Aleksandar Obradovic, a whistleblower from Serbia's western Valjevo town, was awarded by the House for Human Rights, for fighting for the public right to know how taxpayers money was spent and how a company important for the state safety worked, the Beta news agency reported on Tuesday.
Obradovic is still under house arrest, and his wife Katarina received the award on his behalf.
She read Obradovic's message. "Human Rights are the foundation of democracy, but in Serbia, it's only a word," he wrote.
Obradovic discovered shady arms trade deals in Serbia's Krusik ammunition factory where he worked, saying he had proof that top state officials were involved or aware of the contracts that were signed to benefit private firms and at the expense of the state-owned Krusik.

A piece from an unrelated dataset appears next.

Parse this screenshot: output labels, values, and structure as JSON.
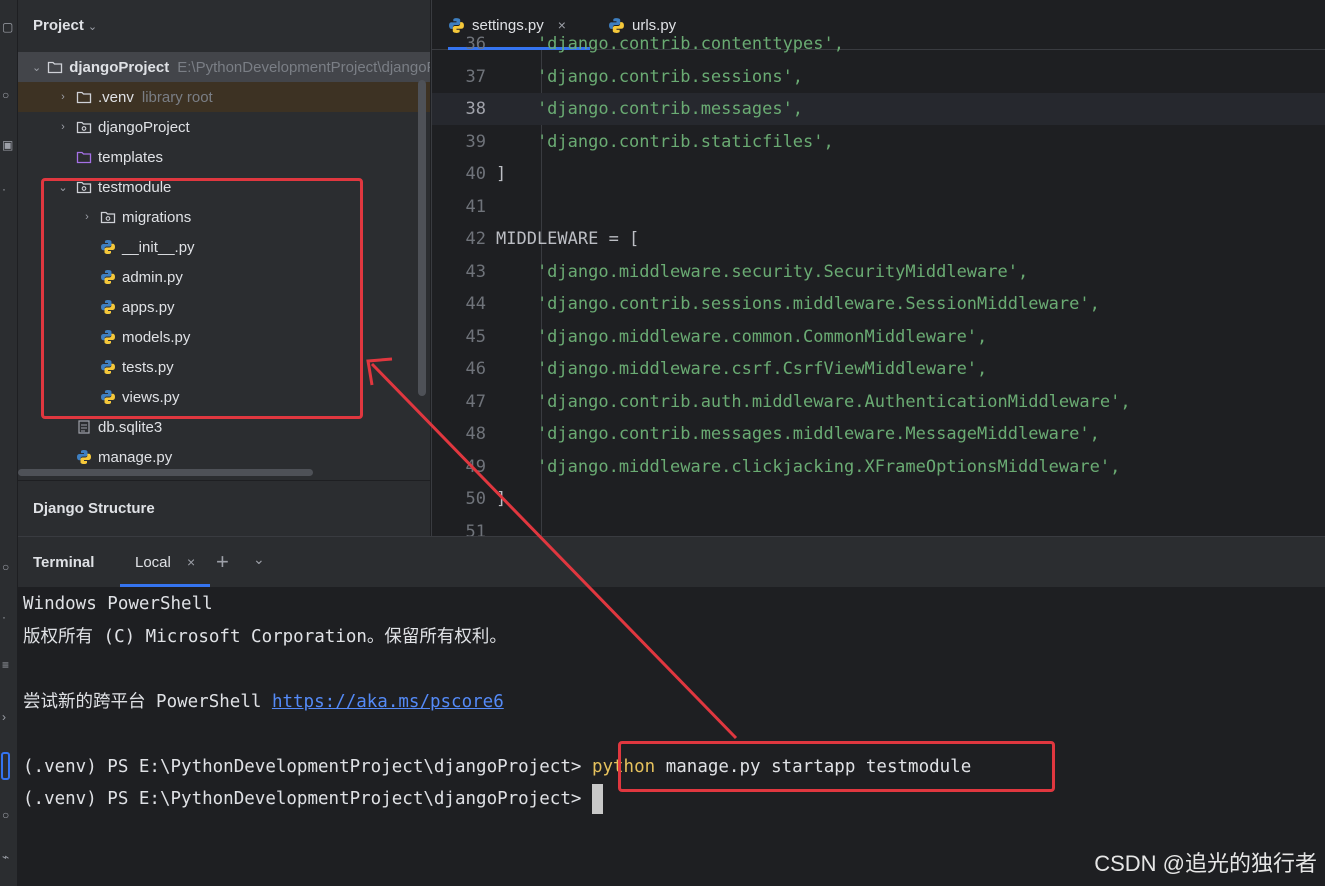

He was arrested at his workplace, put under house arrest, then imprisoned and after the public outcry was again put under the house arrest. His ordela lasts for almost three months. Obradovic is suspected of revealing business secrets, but his lawyer said there was no shred of evidence.

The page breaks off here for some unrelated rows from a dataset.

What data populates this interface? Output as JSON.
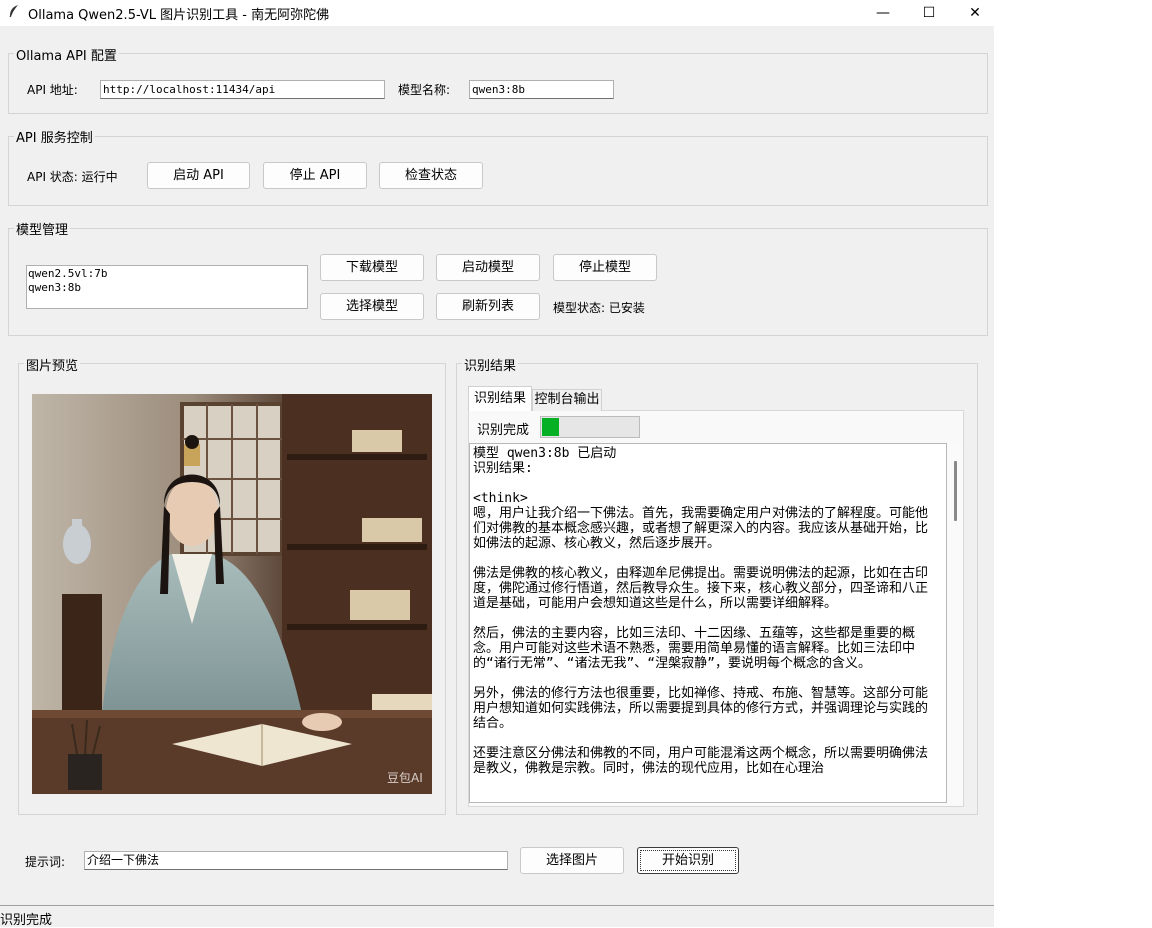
{
  "window": {
    "title": "Ollama Qwen2.5-VL 图片识别工具 - 南无阿弥陀佛",
    "icon": "feather-icon",
    "minimize_glyph": "—",
    "maximize_glyph": "☐",
    "close_glyph": "✕"
  },
  "api_config": {
    "label": "Ollama API 配置",
    "address_label": "API 地址:",
    "address_value": "http://localhost:11434/api",
    "model_label": "模型名称:",
    "model_value": "qwen3:8b"
  },
  "api_service": {
    "label": "API 服务控制",
    "status_text": "API 状态: 运行中",
    "start_button": "启动 API",
    "stop_button": "停止 API",
    "check_button": "检查状态"
  },
  "model_mgmt": {
    "label": "模型管理",
    "models": [
      "qwen2.5vl:7b",
      "qwen3:8b"
    ],
    "download_button": "下载模型",
    "start_button": "启动模型",
    "stop_button": "停止模型",
    "select_button": "选择模型",
    "refresh_button": "刷新列表",
    "status_text": "模型状态: 已安装"
  },
  "preview": {
    "label": "图片预览",
    "watermark": "豆包AI"
  },
  "result": {
    "label": "识别结果",
    "tabs": [
      "识别结果",
      "控制台输出"
    ],
    "progress_label": "识别完成",
    "progress_fraction": 0.17,
    "text": "模型 qwen3:8b 已启动\n识别结果:\n\n<think>\n嗯，用户让我介绍一下佛法。首先，我需要确定用户对佛法的了解程度。可能他们对佛教的基本概念感兴趣，或者想了解更深入的内容。我应该从基础开始，比如佛法的起源、核心教义，然后逐步展开。\n\n佛法是佛教的核心教义，由释迦牟尼佛提出。需要说明佛法的起源，比如在古印度，佛陀通过修行悟道，然后教导众生。接下来，核心教义部分，四圣谛和八正道是基础，可能用户会想知道这些是什么，所以需要详细解释。\n\n然后，佛法的主要内容，比如三法印、十二因缘、五蕴等，这些都是重要的概念。用户可能对这些术语不熟悉，需要用简单易懂的语言解释。比如三法印中的“诸行无常”、“诸法无我”、“涅槃寂静”，要说明每个概念的含义。\n\n另外，佛法的修行方法也很重要，比如禅修、持戒、布施、智慧等。这部分可能用户想知道如何实践佛法，所以需要提到具体的修行方式，并强调理论与实践的结合。\n\n还要注意区分佛法和佛教的不同，用户可能混淆这两个概念，所以需要明确佛法是教义，佛教是宗教。同时，佛法的现代应用，比如在心理治"
  },
  "prompt": {
    "label": "提示词:",
    "value": "介绍一下佛法",
    "select_image_button": "选择图片",
    "start_button": "开始识别"
  },
  "status_bar": {
    "text": "识别完成"
  }
}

"When the institutions become the hostage of private interests, they are the most dangerous threat and strictest punishment. That is the worst obstacle to the protection of human rights. A that is what Obradovic is facing," the award explanation said.
Besides Obradovic, the House for Human Rights awarded the Regulatory Institute for Renewable Energy and Environmental Protection (RERI) and Marija Ratkovic for contributing to the raising awareness of cervical cancer.